Political campaigning on Bainbridge Island is being transformed this election season into something quite unfamiliar to many longtime voters on the island.
An infusion of money into the campaigns for the Bainbridge Island City Council, at record-breaking levels, is being overshadowed by the new formation of a political action committee, or PAC, run by Gary Tripp, a longtime critic of local government.
Many fear the PAC, called Common Sense Bainbridge, will inject a partisan bent and even greater polarization into council campaigns. They point to the involvement of Glenn Avery — a Seattle resident who is currently serving his third term as chairman of the 36th Legislative District Republicans — in the PAC, as well as Tripp’s past history of beyond-the-pale commentary.

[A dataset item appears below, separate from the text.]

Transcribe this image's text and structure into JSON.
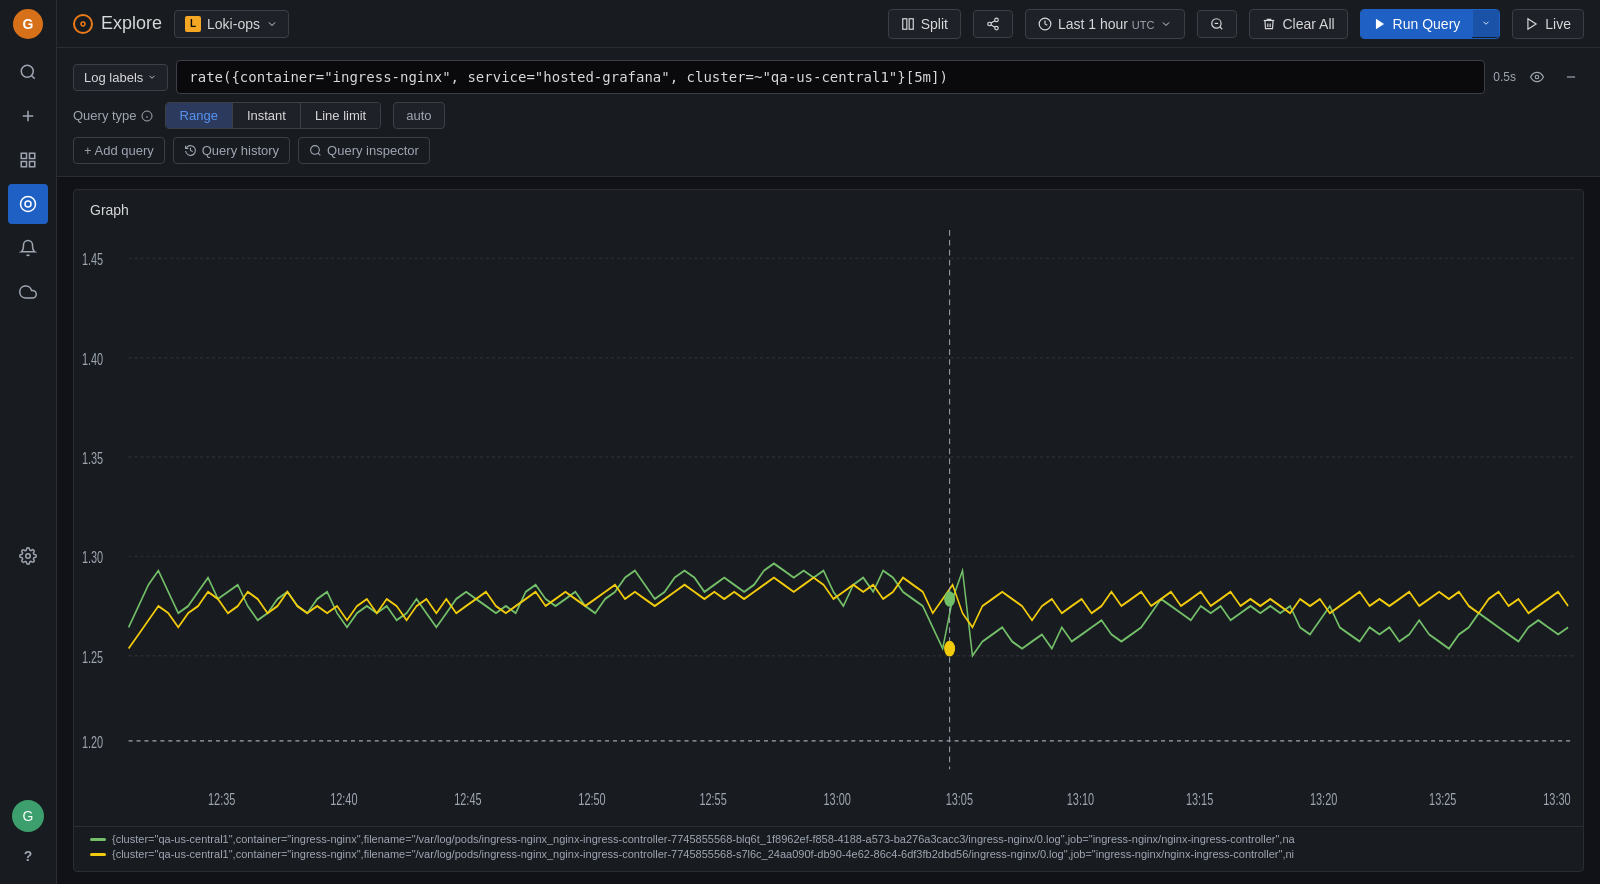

Common Sense Bainbridge has raised $23,350 — an amount more than any candidate in the race — to spend on this year’s Bainbridge races, and has so far spent just $6,000.
But there’s big money, as well, that’s still unspent in the council races.
Candidates in the three contested races have raised more than $73,000, and have reportedly nearly $33,000 left to spend on their campaigns before Election Day.
Campaigns cost money to run effectively, no doubt, and donations help a candidate reach out to voters with yard signs, newspaper advertising, fliers and direct mail pieces. Donations can also be used for other unsavory activities, such as “hit piece” mailings and push polls.
As Nov. 5 approaches, however, opportunities for using that campaign cash start to quickly dwindle and Bainbridge voters will find out if the candidates, and the outside interests who support some of them, will use their funding to build up their candidates rather than tear down their opponents.